Origin of naked

before 900; Middle English naked(e), Old English nacod; cognate with Dutch naakt, German nackt, Gothic naqths; akin to Old Norse nakinn, Latin nūdus, Greek gymnós, Sanskrit nagnás
Related formsna·ked·ly, adverbna·ked·ness, nounhalf-na·ked, adjectivesem·i·na·ked, adjectiveun·na·ked, adjective

Synonyms for naked

1. uncovered, undressed, unclothed. 4. denuded. 5. unsheathed, exposed. 6. unfurnished. 8. unarmed, open. 11. manifest, evident, undisguised. 12. direct, outspoken.

Antonyms for naked

1. dressed. 8. protected. Unabridged Based on the Random House Unabridged Dictionary, © Random House, Inc. 2019

Examples from the Web for semi-naked

Contemporary Examples of semi-naked

Historical Examples of semi-naked

  • Salome heard the call and from her window looked with half-closed, catlike eyes upon the semi-naked, young fanatic.

    The Mintage

    Elbert Hubbard

British Dictionary definitions for semi-naked



having the body completely unclothed; undressedCompare bare 1
having no covering; bare; exposeda naked flame
with no qualification or concealment; stark; plainthe naked facts
unaided by any optical instrument, such as a telescope or microscope (esp in the phrase the naked eye)
with no defence, protection, or shield
(usually foll by of) stripped or destitutenaked of weapons
(of the seeds of gymnosperms) not enclosed in a pericarp
(of flowers) lacking a perianth
(of stems) lacking leaves and other appendages
(of animals) lacking hair, feathers, scales, etc
  1. unsupported by authority or financial or other considerationa naked contract
  2. lacking some essential condition to render valid; incomplete
Derived Formsnakedly, adverbnakedness, noun

Word Origin for naked

Old English nacod; related to Old High German nackot (German nackt), Old Norse noktr, Latin nudus
Collins English Dictionary - Complete & Unabridged 2012 Digital Edition © William Collins Sons & Co. Ltd. 1979, 1986 © HarperCollins Publishers 1998, 2000, 2003, 2005, 2006, 2007, 2009, 2012

Word Origin and History for semi-naked



Old English nacod "nude, bare; empty," also "not fully clothed," from Proto-Germanic *nakwathaz (cf. Old Frisian nakad, Middle Dutch naket, Dutch naakt, Old High German nackot, German nackt, Old Norse nökkviðr, Old Swedish nakuþer, Gothic naqaþs "naked"), from PIE root *nogw- "naked" (cf. Sanskrit nagna, Hittite nekumant-, Old Persian *nagna-, Greek gymnos, Latin nudus, Lithuanian nuogas, Old Church Slavonic nagu-, Russian nagoi, Old Irish nocht, Welsh noeth "bare, naked"). Related: Nakedly; nakedness.
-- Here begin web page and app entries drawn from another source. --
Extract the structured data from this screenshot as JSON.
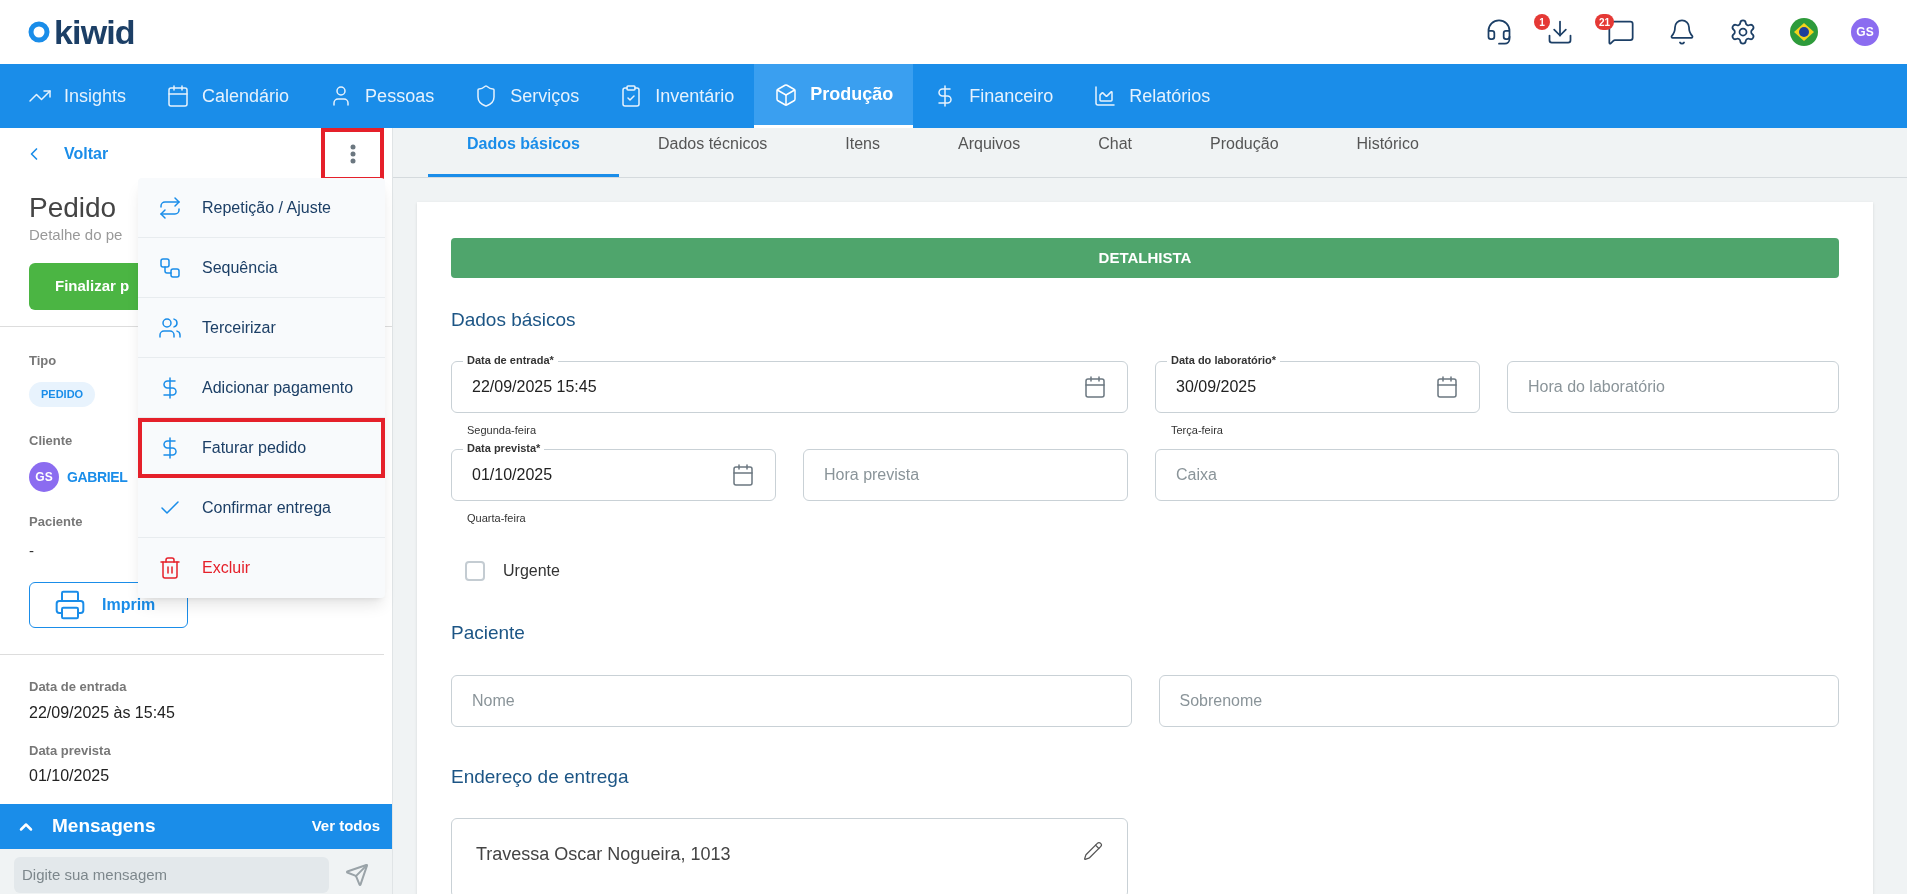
{
  "header": {
    "logo": "kiwid",
    "download_badge": "1",
    "chat_badge": "21",
    "avatar": "GS"
  },
  "nav": [
    {
      "label": "Insights",
      "selected": false
    },
    {
      "label": "Calendário",
      "selected": false
    },
    {
      "label": "Pessoas",
      "selected": false
    },
    {
      "label": "Serviços",
      "selected": false
    },
    {
      "label": "Inventário",
      "selected": false
    },
    {
      "label": "Produção",
      "selected": true
    },
    {
      "label": "Financeiro",
      "selected": false
    },
    {
      "label": "Relatórios",
      "selected": false
    }
  ],
  "sidebar": {
    "back": "Voltar",
    "more_button_highlighted": true,
    "title": "Pedido",
    "subtitle": "Detalhe do pe",
    "finish_button": "Finalizar p",
    "type_label": "Tipo",
    "type_badge": "PEDIDO",
    "client_label": "Cliente",
    "client_avatar": "GS",
    "client_name": "GABRIEL",
    "patient_label": "Paciente",
    "patient_value": "-",
    "print_button": "Imprim",
    "dates": [
      {
        "label": "Data de entrada",
        "value": "22/09/2025 às 15:45"
      },
      {
        "label": "Data prevista",
        "value": "01/10/2025"
      }
    ],
    "messages": {
      "title": "Mensagens",
      "expanded": true,
      "see_all": "Ver todos",
      "placeholder": "Digite sua mensagem"
    }
  },
  "menu": [
    {
      "label": "Repetição / Ajuste",
      "kind": "normal",
      "highlighted": false
    },
    {
      "label": "Sequência",
      "kind": "normal",
      "highlighted": false
    },
    {
      "label": "Terceirizar",
      "kind": "normal",
      "highlighted": false
    },
    {
      "label": "Adicionar pagamento",
      "kind": "normal",
      "highlighted": false
    },
    {
      "label": "Faturar pedido",
      "kind": "normal",
      "highlighted": true
    },
    {
      "label": "Confirmar entrega",
      "kind": "normal",
      "highlighted": false
    },
    {
      "label": "Excluir",
      "kind": "danger",
      "highlighted": false
    }
  ],
  "tabs": [
    {
      "label": "Dados básicos",
      "selected": true
    },
    {
      "label": "Dados técnicos",
      "selected": false
    },
    {
      "label": "Itens",
      "selected": false
    },
    {
      "label": "Arquivos",
      "selected": false
    },
    {
      "label": "Chat",
      "selected": false
    },
    {
      "label": "Produção",
      "selected": false
    },
    {
      "label": "Histórico",
      "selected": false
    }
  ],
  "form": {
    "banner": "DETALHISTA",
    "basic_heading": "Dados básicos",
    "row_1": [
      {
        "kind": "date",
        "label": "Data de entrada*",
        "value": "22/09/2025 15:45",
        "helper": "Segunda-feira"
      },
      {
        "kind": "date",
        "label": "Data do laboratório*",
        "value": "30/09/2025",
        "helper": "Terça-feira"
      },
      {
        "kind": "text",
        "placeholder": "Hora do laboratório"
      }
    ],
    "row_2": [
      {
        "kind": "date",
        "label": "Data prevista*",
        "value": "01/10/2025",
        "helper": "Quarta-feira"
      },
      {
        "kind": "text",
        "placeholder": "Hora prevista"
      },
      {
        "kind": "text",
        "placeholder": "Caixa"
      }
    ],
    "urgent": {
      "label": "Urgente",
      "checked": false
    },
    "patient_heading": "Paciente",
    "patient_fields": [
      {
        "placeholder": "Nome"
      },
      {
        "placeholder": "Sobrenome"
      }
    ],
    "address_heading": "Endereço de entrega",
    "address": "Travessa Oscar Nogueira, 1013"
  }
}
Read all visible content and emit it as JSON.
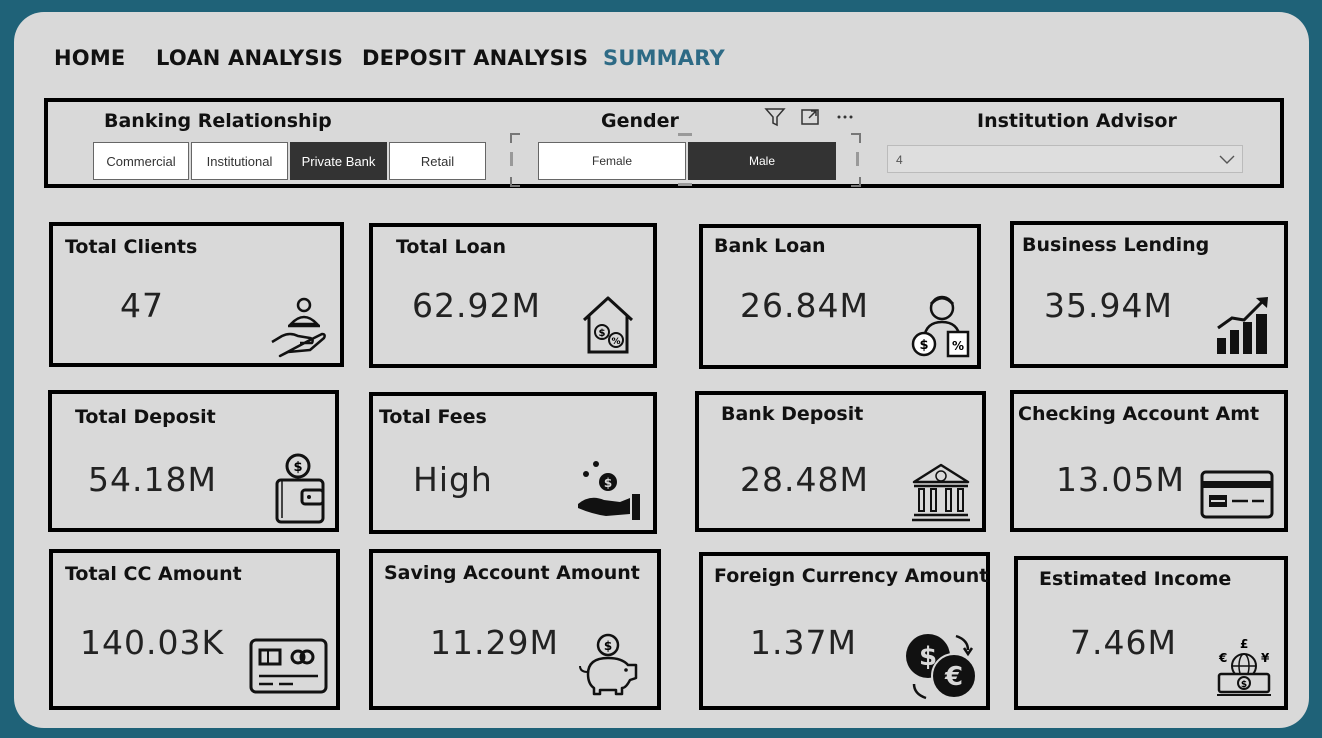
{
  "nav": {
    "home": "HOME",
    "loan_analysis": "LOAN ANALYSIS",
    "deposit_analysis": "DEPOSIT ANALYSIS",
    "summary": "SUMMARY",
    "active_color": "#2d6a85"
  },
  "filters": {
    "banking_relationship": {
      "title": "Banking Relationship",
      "options": [
        "Commercial",
        "Institutional",
        "Private Bank",
        "Retail"
      ],
      "selected": "Private Bank"
    },
    "gender": {
      "title": "Gender",
      "options": [
        "Female",
        "Male"
      ],
      "selected": "Male",
      "visual_icons": [
        "filter-icon",
        "focus-mode-icon",
        "more-options-icon"
      ]
    },
    "institution_advisor": {
      "title": "Institution Advisor",
      "value": "4"
    }
  },
  "cards": [
    {
      "title": "Total Clients",
      "value": "47",
      "icon": "hand-user-icon"
    },
    {
      "title": "Total Loan",
      "value": "62.92M",
      "icon": "house-money-icon"
    },
    {
      "title": "Bank Loan",
      "value": "26.84M",
      "icon": "person-money-bags-icon"
    },
    {
      "title": "Business Lending",
      "value": "35.94M",
      "icon": "growth-chart-icon"
    },
    {
      "title": "Total Deposit",
      "value": "54.18M",
      "icon": "wallet-coin-icon"
    },
    {
      "title": "Total Fees",
      "value": "High",
      "icon": "hand-coin-icon"
    },
    {
      "title": "Bank Deposit",
      "value": "28.48M",
      "icon": "bank-building-icon"
    },
    {
      "title": "Checking Account Amt",
      "value": "13.05M",
      "icon": "credit-card-icon"
    },
    {
      "title": "Total CC Amount",
      "value": "140.03K",
      "icon": "card-chip-icon"
    },
    {
      "title": "Saving Account Amount",
      "value": "11.29M",
      "icon": "piggy-bank-icon"
    },
    {
      "title": "Foreign Currency Amount",
      "value": "1.37M",
      "icon": "currency-exchange-icon"
    },
    {
      "title": "Estimated Income",
      "value": "7.46M",
      "icon": "globe-currency-icon"
    }
  ],
  "colors": {
    "background": "#1f6278",
    "panel": "#d9d9d9",
    "selected_chip": "#333333"
  }
}
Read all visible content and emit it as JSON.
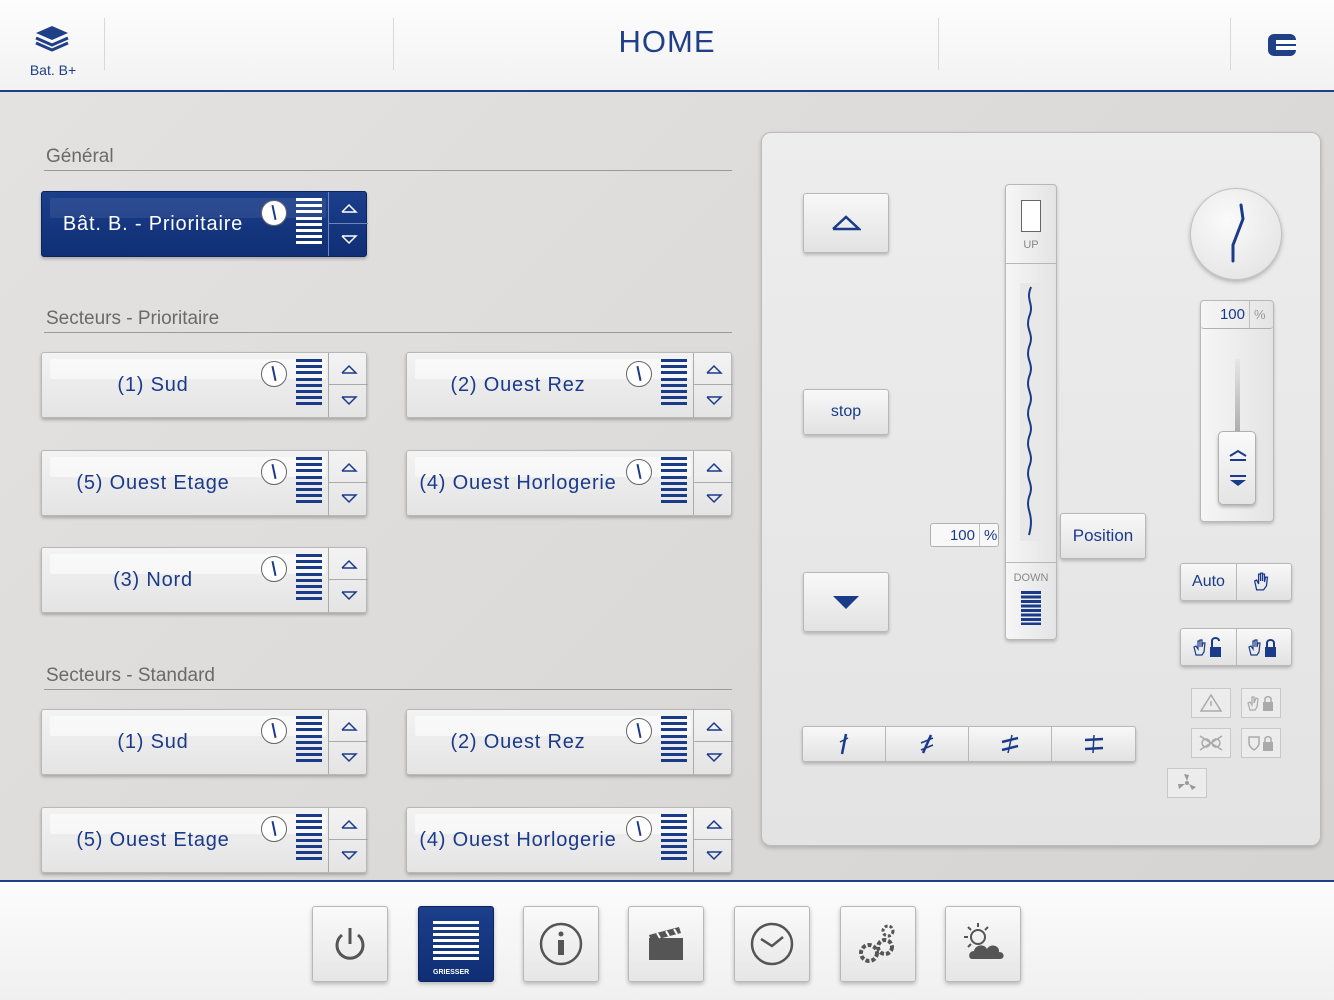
{
  "header": {
    "building_label": "Bat. B+",
    "title": "HOME"
  },
  "sections": {
    "general": {
      "title": "Général",
      "groups": [
        {
          "label": "Bât. B. - Prioritaire",
          "selected": true
        }
      ]
    },
    "prioritaire": {
      "title": "Secteurs - Prioritaire",
      "groups": [
        {
          "label": "(1) Sud"
        },
        {
          "label": "(2) Ouest Rez"
        },
        {
          "label": "(5) Ouest Etage"
        },
        {
          "label": "(4) Ouest Horlogerie"
        },
        {
          "label": "(3) Nord"
        }
      ]
    },
    "standard": {
      "title": "Secteurs - Standard",
      "groups": [
        {
          "label": "(1) Sud"
        },
        {
          "label": "(2) Ouest Rez"
        },
        {
          "label": "(5) Ouest Etage"
        },
        {
          "label": "(4) Ouest Horlogerie"
        }
      ]
    }
  },
  "control_panel": {
    "stop_label": "stop",
    "up_label": "UP",
    "down_label": "DOWN",
    "position_label": "Position",
    "position_value": "100",
    "position_unit": "%",
    "slat_value": "100",
    "slat_unit": "%",
    "auto_label": "Auto",
    "icons": {
      "up": "up-arrow-icon",
      "down": "down-arrow-icon",
      "manual": "hand-icon",
      "manual_unlock": "hand-unlock-icon",
      "manual_lock": "hand-lock-icon",
      "warning": "warning-icon",
      "wind": "wind-icon"
    }
  },
  "footer": {
    "items": [
      {
        "name": "power",
        "icon": "power-icon"
      },
      {
        "name": "blinds",
        "icon": "blinds-icon",
        "active": true,
        "brand": "GRIESSER"
      },
      {
        "name": "info",
        "icon": "info-icon"
      },
      {
        "name": "scenes",
        "icon": "clapper-icon"
      },
      {
        "name": "timer",
        "icon": "clock-icon"
      },
      {
        "name": "settings",
        "icon": "gears-icon"
      },
      {
        "name": "weather",
        "icon": "weather-icon"
      }
    ]
  },
  "colors": {
    "accent": "#1f3f86",
    "selected_bg": "#163786",
    "text_blue": "#1a3a8a"
  }
}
Applied to qualities, actions, etc., from late 14c. (first in "The Cloud of Unknowing"); phrase naked truth is from 1585, in Alexander Montgomerie's "The Cherry and the Slae":

Which thou must (though it grieve thee) grant
I trumped never a man.
But truely told the naked trueth,
To men that meld with mee,
For neither rigour, nor for rueth,
But onely loath to lie.
[Montgomerie, 1585]

Phrase naked as a jaybird (1943) was earlier naked as a robin (1879, in a Shropshire context); the earliest known comparative based on it was naked as a needle (late 14c.). Naked eye is from 1660s, unnecessary in the world before telescopes and microscopes.

Online Etymology Dictionary, © 2010 Douglas Harper

semi-naked in Science



Zoology Lacking outer covering such as scales, fur, feathers, or a shell.
  1. Lacking a pericarp, as the seeds of the pine.
  2. Lacking a perianth, as the flowers of spurge.
  3. Unprotected by scales, as a bud.
  4. Having no leaves, as a branch or stem.
  5. Having no covering of fine, hairlike structures, as a stalk or leaf; glabrous.
The American Heritage® Science Dictionary Copyright © 2011. Published by Houghton Mifflin Harcourt Publishing Company. All rights reserved.